UT organization welcomes international students; assists in transition to college | UToledo News

Categories

Archives

Resources

Categories

Archives

Resources

UT organization welcomes international students; assists in transition to college

While there are nearly 8,000 miles separating India and The University of Toledo, a student organization on campus helps to make it feel a little more like home for Indian students.

The Indian Student Cultural Organization (ISCO) helps Indian students adapt and flourish at college in America. Between social events, festivals, aid with housing and airport pickups, the organization works to make the transition for international students as easy as possible.

Preparing paratha, an Indian flatbread, at the Festival of India earlier this month were, from left, Roshan Kini, volunteer; Sai Kumar Naini, panel member, graduate vice president and webmaster for the Indian Student Cultural Organization; Narendra Raghav Venkatesan, volunteer); and Krishnakant Patel, president of the Indian Student Cultural Organization.

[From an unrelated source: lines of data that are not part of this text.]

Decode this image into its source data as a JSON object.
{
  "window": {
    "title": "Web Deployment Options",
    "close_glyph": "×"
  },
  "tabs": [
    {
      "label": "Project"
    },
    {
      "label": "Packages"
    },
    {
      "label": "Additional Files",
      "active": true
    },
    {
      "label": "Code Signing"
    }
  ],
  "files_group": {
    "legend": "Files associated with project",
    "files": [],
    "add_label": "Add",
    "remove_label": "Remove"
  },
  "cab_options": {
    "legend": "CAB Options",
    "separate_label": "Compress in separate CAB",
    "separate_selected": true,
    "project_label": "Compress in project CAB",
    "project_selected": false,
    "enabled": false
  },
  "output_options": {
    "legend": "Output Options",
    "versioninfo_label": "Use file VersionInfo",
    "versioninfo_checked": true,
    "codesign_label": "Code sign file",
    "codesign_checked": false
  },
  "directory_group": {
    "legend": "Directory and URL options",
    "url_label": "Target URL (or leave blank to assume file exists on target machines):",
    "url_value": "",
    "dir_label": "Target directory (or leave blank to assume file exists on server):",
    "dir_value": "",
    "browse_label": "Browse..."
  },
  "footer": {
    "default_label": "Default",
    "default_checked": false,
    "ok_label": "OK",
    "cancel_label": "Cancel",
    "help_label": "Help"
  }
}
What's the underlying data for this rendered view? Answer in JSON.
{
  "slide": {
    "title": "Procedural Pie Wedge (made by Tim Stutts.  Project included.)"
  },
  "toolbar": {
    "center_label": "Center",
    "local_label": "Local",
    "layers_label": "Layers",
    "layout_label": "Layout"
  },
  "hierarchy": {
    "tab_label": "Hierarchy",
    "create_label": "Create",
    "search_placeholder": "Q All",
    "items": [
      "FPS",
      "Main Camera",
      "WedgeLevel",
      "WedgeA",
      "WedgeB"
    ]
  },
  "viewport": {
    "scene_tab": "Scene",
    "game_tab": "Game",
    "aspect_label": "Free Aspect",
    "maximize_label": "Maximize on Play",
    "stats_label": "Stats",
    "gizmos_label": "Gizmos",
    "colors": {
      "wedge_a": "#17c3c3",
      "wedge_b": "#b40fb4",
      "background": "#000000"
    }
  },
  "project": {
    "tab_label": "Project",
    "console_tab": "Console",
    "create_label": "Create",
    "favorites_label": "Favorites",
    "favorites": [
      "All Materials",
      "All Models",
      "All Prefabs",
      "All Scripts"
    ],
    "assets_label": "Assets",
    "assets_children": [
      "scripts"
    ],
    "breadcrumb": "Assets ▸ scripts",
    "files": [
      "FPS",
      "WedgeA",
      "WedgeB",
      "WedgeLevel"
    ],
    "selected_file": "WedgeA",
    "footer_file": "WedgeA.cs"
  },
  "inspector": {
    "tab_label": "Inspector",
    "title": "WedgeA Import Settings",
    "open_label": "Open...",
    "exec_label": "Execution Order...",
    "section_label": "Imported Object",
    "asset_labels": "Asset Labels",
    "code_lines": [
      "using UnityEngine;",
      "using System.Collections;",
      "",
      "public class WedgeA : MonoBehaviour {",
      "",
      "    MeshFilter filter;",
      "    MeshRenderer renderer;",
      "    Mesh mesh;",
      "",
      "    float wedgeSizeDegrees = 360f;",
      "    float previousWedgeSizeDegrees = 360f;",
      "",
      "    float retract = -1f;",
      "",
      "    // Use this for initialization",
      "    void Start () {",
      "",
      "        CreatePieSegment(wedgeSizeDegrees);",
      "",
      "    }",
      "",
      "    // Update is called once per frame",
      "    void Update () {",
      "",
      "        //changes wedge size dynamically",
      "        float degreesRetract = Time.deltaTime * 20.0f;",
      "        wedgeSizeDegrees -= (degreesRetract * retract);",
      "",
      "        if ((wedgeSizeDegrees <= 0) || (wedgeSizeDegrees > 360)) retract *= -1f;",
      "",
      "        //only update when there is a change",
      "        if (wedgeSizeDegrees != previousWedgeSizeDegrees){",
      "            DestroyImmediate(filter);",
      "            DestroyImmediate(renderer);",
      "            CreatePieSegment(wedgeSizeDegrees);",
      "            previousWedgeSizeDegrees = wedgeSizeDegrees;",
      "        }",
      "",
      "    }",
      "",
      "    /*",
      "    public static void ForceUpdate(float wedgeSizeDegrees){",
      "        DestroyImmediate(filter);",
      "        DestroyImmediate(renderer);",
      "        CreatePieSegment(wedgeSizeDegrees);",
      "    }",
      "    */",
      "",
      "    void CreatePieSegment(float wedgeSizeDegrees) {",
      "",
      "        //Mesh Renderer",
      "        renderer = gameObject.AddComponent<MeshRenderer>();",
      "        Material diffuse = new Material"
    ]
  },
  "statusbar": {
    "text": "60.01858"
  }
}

Preparing paratha, an Indian flatbread, at the Festival of India earlier this month were, from left, Roshan Kini, volunteer; Sai Kumar Naini, panel member, graduate vice president and webmaster for the Indian Student Cultural Organization; Narendra Raghav Venkatesan, volunteer); and Krishnakant Patel, president of the Indian Student Cultural Organization.

“It’s very difficult for an international student going somewhere new,” said Krishnakant Patel, ISCO president.

When Patel first became a member of ISCO in 2012, the group’s membership was at an all-time low due to a large number of graduating students. The seniors at the time decided to revamp the organization so that future students wouldn’t have to struggle to get acclimated on campus like they did.

“The group wasn’t active when we first came here, so it was kind of difficult to get in touch with everyone here at UT,” Patel explained.

New programs and events were instated, including an airport pickup program where students could be shuttled from either the Detroit Metropolitan or Toledo Express airports if they became a member of ISCO — which costs just $10.

Since then, ISCO’s numbers have been steadily increasing.

Members of the Indian Student Cultural Organization posed for a shot at the Festival of India earlier this month. Members manned the food booths at the event and served up a variety of Indian delights, including dosa, naan and panner, mango lassi, and pani puri.

Members of the Indian Student Cultural Organization posed for a shot at the Festival of India earlier this month. Members manned the food booths at the event and served up a variety of Indian delights, including dosa, naan and panner, mango lassi, and pani puri.

“We want to bring our organization to the next level and make sure everyone at UT, especially the new incoming students this semester, know about our organization and what we offer,” said Raj Jessica Thomas, ISCO marketing manager.

A variety of activities and festivals also are offered through ISCO to celebrate Indian culture, including Patel’s favorite, Diya — an event to celebrate Deepawali, the festival of lights. During the event, students perform traditional dances and songs, and Indian food is provided. The event is ISCO’s largest; last year more than 600 people attended.

“This event gives an overall idea for the people on what India really is,” he said. “People get to see India is a diverse place where each state has its own way of living.”

ISCO also helps put on Holi Toledo, which is Thomas’ favorite. The campus-wide event, which is organized by a collaboration of groups including ISCO, the UT Center for International Studies and Programs, and the UT Center for Religious Understanding, is for the Hindu religious festival Holi — a celebration known for the color thrown into the air to commemorate the arrival of spring.

“Since so many people are walking around the field where Holi is, it gives us a great opportunity to expose our culture to everyone,” she said.

In addition to the big festivals, ISCO gives students the chance to connect and just hang out with movie nights and cricket tournaments. The group also organizes trips to the Hindu Temple of Toledo, located on King Road in Sylvania, so students can connect with community members.

“It gives [students] good exposure to a lot of other people so they don’t feel homesick,” Patel said.

For more information about ISCO, contact Thomas at Raj.Thomas@rockets.utoledo.edu or visit utoledoisco.org.

Comments are closed.